**TASK DIRECTIONS:**
The records below are to be duplicated character for character.

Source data
::::::
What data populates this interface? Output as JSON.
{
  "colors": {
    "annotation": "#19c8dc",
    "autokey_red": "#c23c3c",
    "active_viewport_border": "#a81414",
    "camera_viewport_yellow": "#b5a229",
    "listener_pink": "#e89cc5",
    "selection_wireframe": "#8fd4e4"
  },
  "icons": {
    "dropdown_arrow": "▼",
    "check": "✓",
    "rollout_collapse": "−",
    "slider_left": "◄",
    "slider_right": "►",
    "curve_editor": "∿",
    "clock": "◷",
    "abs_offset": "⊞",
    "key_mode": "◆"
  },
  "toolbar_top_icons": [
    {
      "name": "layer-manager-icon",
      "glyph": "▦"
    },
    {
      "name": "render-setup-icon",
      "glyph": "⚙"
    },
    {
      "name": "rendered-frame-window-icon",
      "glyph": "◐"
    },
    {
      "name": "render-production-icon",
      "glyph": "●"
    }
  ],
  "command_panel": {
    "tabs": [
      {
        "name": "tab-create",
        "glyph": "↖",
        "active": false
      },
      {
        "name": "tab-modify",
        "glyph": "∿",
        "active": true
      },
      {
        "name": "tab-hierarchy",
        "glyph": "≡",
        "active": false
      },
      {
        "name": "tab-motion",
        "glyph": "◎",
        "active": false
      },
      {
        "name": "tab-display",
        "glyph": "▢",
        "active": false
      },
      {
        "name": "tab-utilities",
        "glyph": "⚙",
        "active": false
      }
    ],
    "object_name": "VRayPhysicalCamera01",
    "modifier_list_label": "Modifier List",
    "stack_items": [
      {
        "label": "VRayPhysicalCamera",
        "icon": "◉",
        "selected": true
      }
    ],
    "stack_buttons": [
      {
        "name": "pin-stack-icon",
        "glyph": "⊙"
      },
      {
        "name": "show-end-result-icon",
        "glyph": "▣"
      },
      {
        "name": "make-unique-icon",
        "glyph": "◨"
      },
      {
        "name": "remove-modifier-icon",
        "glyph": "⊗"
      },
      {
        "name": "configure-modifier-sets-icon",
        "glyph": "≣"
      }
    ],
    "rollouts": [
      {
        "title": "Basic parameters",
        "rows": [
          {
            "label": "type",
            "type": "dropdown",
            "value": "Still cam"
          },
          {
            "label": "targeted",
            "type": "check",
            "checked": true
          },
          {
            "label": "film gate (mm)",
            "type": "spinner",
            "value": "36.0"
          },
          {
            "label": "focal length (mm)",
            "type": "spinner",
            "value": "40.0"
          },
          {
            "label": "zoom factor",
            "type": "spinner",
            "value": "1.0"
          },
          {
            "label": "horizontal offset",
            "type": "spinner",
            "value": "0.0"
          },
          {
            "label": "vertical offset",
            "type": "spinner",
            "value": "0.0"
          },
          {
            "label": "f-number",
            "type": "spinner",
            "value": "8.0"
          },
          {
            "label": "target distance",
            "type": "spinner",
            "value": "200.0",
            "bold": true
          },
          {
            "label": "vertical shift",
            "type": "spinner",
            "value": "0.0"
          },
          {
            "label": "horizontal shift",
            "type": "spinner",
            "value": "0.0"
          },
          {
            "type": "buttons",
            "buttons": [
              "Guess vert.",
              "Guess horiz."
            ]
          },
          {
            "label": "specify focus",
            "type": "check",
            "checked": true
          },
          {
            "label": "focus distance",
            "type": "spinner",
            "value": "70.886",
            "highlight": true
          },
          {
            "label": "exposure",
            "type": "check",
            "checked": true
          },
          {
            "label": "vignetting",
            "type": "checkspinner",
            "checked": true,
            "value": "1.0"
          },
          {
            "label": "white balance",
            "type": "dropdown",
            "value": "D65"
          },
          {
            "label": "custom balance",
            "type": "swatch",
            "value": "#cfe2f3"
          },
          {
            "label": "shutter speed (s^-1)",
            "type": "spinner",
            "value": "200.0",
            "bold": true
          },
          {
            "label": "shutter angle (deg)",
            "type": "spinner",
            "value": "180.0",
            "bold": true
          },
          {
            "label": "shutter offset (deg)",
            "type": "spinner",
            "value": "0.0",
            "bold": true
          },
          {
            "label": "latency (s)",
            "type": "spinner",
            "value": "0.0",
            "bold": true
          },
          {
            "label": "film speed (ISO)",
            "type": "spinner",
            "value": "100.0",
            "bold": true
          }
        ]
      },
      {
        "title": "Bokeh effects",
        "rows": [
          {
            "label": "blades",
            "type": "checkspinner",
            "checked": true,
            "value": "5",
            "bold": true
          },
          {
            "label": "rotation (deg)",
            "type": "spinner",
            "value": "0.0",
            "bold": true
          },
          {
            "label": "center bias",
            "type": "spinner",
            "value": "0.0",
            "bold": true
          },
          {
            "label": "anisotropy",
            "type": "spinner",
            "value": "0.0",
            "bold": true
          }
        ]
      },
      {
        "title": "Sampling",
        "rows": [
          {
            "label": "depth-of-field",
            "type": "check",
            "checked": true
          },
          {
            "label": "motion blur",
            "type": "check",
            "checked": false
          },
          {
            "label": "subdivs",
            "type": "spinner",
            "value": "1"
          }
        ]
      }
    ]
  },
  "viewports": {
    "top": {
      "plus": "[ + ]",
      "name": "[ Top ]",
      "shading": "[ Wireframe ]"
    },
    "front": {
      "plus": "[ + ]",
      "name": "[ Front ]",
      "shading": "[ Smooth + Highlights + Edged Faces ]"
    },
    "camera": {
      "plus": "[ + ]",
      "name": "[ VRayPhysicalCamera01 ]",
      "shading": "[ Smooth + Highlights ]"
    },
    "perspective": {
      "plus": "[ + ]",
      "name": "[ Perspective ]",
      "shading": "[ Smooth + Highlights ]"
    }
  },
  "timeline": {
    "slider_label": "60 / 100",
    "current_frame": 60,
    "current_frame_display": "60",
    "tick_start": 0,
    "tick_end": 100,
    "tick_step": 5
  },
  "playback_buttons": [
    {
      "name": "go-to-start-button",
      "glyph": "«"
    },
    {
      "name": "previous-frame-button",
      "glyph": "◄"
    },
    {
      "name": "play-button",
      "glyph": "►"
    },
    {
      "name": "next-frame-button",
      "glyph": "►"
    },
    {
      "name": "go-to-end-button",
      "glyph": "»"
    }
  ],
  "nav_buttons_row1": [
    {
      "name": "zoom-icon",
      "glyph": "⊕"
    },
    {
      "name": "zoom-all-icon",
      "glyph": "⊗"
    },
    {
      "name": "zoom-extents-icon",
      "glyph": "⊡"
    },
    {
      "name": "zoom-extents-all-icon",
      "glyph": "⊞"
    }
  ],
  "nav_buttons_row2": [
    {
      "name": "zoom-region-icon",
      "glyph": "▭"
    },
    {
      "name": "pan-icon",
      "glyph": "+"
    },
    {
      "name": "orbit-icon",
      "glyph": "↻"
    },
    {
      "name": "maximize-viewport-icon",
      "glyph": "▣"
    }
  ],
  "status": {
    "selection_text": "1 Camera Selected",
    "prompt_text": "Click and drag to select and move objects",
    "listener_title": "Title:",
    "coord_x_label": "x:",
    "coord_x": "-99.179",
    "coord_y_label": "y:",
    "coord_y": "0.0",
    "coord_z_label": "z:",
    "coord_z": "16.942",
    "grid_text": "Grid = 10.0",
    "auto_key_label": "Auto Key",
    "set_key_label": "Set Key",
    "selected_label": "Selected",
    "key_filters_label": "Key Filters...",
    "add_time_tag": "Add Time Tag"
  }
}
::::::
**RESULT OF THE TASK:**
What data populates this interface? Output as JSON.
{
  "colors": {
    "annotation": "#19c8dc",
    "autokey_red": "#c23c3c",
    "active_viewport_border": "#a81414",
    "camera_viewport_yellow": "#b5a229",
    "listener_pink": "#e89cc5",
    "selection_wireframe": "#8fd4e4"
  },
  "icons": {
    "dropdown_arrow": "▼",
    "check": "✓",
    "rollout_collapse": "−",
    "slider_left": "◄",
    "slider_right": "►",
    "curve_editor": "∿",
    "clock": "◷",
    "abs_offset": "⊞",
    "key_mode": "◆"
  },
  "toolbar_top_icons": [
    {
      "name": "layer-manager-icon",
      "glyph": "▦"
    },
    {
      "name": "render-setup-icon",
      "glyph": "⚙"
    },
    {
      "name": "rendered-frame-window-icon",
      "glyph": "◐"
    },
    {
      "name": "render-production-icon",
      "glyph": "●"
    }
  ],
  "command_panel": {
    "tabs": [
      {
        "name": "tab-create",
        "glyph": "↖",
        "active": false
      },
      {
        "name": "tab-modify",
        "glyph": "∿",
        "active": true
      },
      {
        "name": "tab-hierarchy",
        "glyph": "≡",
        "active": false
      },
      {
        "name": "tab-motion",
        "glyph": "◎",
        "active": false
      },
      {
        "name": "tab-display",
        "glyph": "▢",
        "active": false
      },
      {
        "name": "tab-utilities",
        "glyph": "⚙",
        "active": false
      }
    ],
    "object_name": "VRayPhysicalCamera01",
    "modifier_list_label": "Modifier List",
    "stack_items": [
      {
        "label": "VRayPhysicalCamera",
        "icon": "◉",
        "selected": true
      }
    ],
    "stack_buttons": [
      {
        "name": "pin-stack-icon",
        "glyph": "⊙"
      },
      {
        "name": "show-end-result-icon",
        "glyph": "▣"
      },
      {
        "name": "make-unique-icon",
        "glyph": "◨"
      },
      {
        "name": "remove-modifier-icon",
        "glyph": "⊗"
      },
      {
        "name": "configure-modifier-sets-icon",
        "glyph": "≣"
      }
    ],
    "rollouts": [
      {
        "title": "Basic parameters",
        "rows": [
          {
            "label": "type",
            "type": "dropdown",
            "value": "Still cam"
          },
          {
            "label": "targeted",
            "type": "check",
            "checked": true
          },
          {
            "label": "film gate (mm)",
            "type": "spinner",
            "value": "36.0"
          },
          {
            "label": "focal length (mm)",
            "type": "spinner",
            "value": "40.0"
          },
          {
            "label": "zoom factor",
            "type": "spinner",
            "value": "1.0"
          },
          {
            "label": "horizontal offset",
            "type": "spinner",
            "value": "0.0"
          },
          {
            "label": "vertical offset",
            "type": "spinner",
            "value": "0.0"
          },
          {
            "label": "f-number",
            "type": "spinner",
            "value": "8.0"
          },
          {
            "label": "target distance",
            "type": "spinner",
            "value": "200.0",
            "bold": true
          },
          {
            "label": "vertical shift",
            "type": "spinner",
            "value": "0.0"
          },
          {
            "label": "horizontal shift",
            "type": "spinner",
            "value": "0.0"
          },
          {
            "type": "buttons",
            "buttons": [
              "Guess vert.",
              "Guess horiz."
            ]
          },
          {
            "label": "specify focus",
            "type": "check",
            "checked": true
          },
          {
            "label": "focus distance",
            "type": "spinner",
            "value": "70.886",
            "highlight": true
          },
          {
            "label": "exposure",
            "type": "check",
            "checked": true
          },
          {
            "label": "vignetting",
            "type": "checkspinner",
            "checked": true,
            "value": "1.0"
          },
          {
            "label": "white balance",
            "type": "dropdown",
            "value": "D65"
          },
          {
            "label": "custom balance",
            "type": "swatch",
            "value": "#cfe2f3"
          },
          {
            "label": "shutter speed (s^-1)",
            "type": "spinner",
            "value": "200.0",
            "bold": true
          },
          {
            "label": "shutter angle (deg)",
            "type": "spinner",
            "value": "180.0",
            "bold": true
          },
          {
            "label": "shutter offset (deg)",
            "type": "spinner",
            "value": "0.0",
            "bold": true
          },
          {
            "label": "latency (s)",
            "type": "spinner",
            "value": "0.0",
            "bold": true
          },
          {
            "label": "film speed (ISO)",
            "type": "spinner",
            "value": "100.0",
            "bold": true
          }
        ]
      },
      {
        "title": "Bokeh effects",
        "rows": [
          {
            "label": "blades",
            "type": "checkspinner",
            "checked": true,
            "value": "5",
            "bold": true
          },
          {
            "label": "rotation (deg)",
            "type": "spinner",
            "value": "0.0",
            "bold": true
          },
          {
            "label": "center bias",
            "type": "spinner",
            "value": "0.0",
            "bold": true
          },
          {
            "label": "anisotropy",
            "type": "spinner",
            "value": "0.0",
            "bold": true
          }
        ]
      },
      {
        "title": "Sampling",
        "rows": [
          {
            "label": "depth-of-field",
            "type": "check",
            "checked": true
          },
          {
            "label": "motion blur",
            "type": "check",
            "checked": false
          },
          {
            "label": "subdivs",
            "type": "spinner",
            "value": "1"
          }
        ]
      }
    ]
  },
  "viewports": {
    "top": {
      "plus": "[ + ]",
      "name": "[ Top ]",
      "shading": "[ Wireframe ]"
    },
    "front": {
      "plus": "[ + ]",
      "name": "[ Front ]",
      "shading": "[ Smooth + Highlights + Edged Faces ]"
    },
    "camera": {
      "plus": "[ + ]",
      "name": "[ VRayPhysicalCamera01 ]",
      "shading": "[ Smooth + Highlights ]"
    },
    "perspective": {
      "plus": "[ + ]",
      "name": "[ Perspective ]",
      "shading": "[ Smooth + Highlights ]"
    }
  },
  "timeline": {
    "slider_label": "60 / 100",
    "current_frame": 60,
    "current_frame_display": "60",
    "tick_start": 0,
    "tick_end": 100,
    "tick_step": 5
  },
  "playback_buttons": [
    {
      "name": "go-to-start-button",
      "glyph": "«"
    },
    {
      "name": "previous-frame-button",
      "glyph": "◄"
    },
    {
      "name": "play-button",
      "glyph": "►"
    },
    {
      "name": "next-frame-button",
      "glyph": "►"
    },
    {
      "name": "go-to-end-button",
      "glyph": "»"
    }
  ],
  "nav_buttons_row1": [
    {
      "name": "zoom-icon",
      "glyph": "⊕"
    },
    {
      "name": "zoom-all-icon",
      "glyph": "⊗"
    },
    {
      "name": "zoom-extents-icon",
      "glyph": "⊡"
    },
    {
      "name": "zoom-extents-all-icon",
      "glyph": "⊞"
    }
  ],
  "nav_buttons_row2": [
    {
      "name": "zoom-region-icon",
      "glyph": "▭"
    },
    {
      "name": "pan-icon",
      "glyph": "+"
    },
    {
      "name": "orbit-icon",
      "glyph": "↻"
    },
    {
      "name": "maximize-viewport-icon",
      "glyph": "▣"
    }
  ],
  "status": {
    "selection_text": "1 Camera Selected",
    "prompt_text": "Click and drag to select and move objects",
    "listener_title": "Title:",
    "coord_x_label": "x:",
    "coord_x": "-99.179",
    "coord_y_label": "y:",
    "coord_y": "0.0",
    "coord_z_label": "z:",
    "coord_z": "16.942",
    "grid_text": "Grid = 10.0",
    "auto_key_label": "Auto Key",
    "set_key_label": "Set Key",
    "selected_label": "Selected",
    "key_filters_label": "Key Filters...",
    "add_time_tag": "Add Time Tag"
  }
}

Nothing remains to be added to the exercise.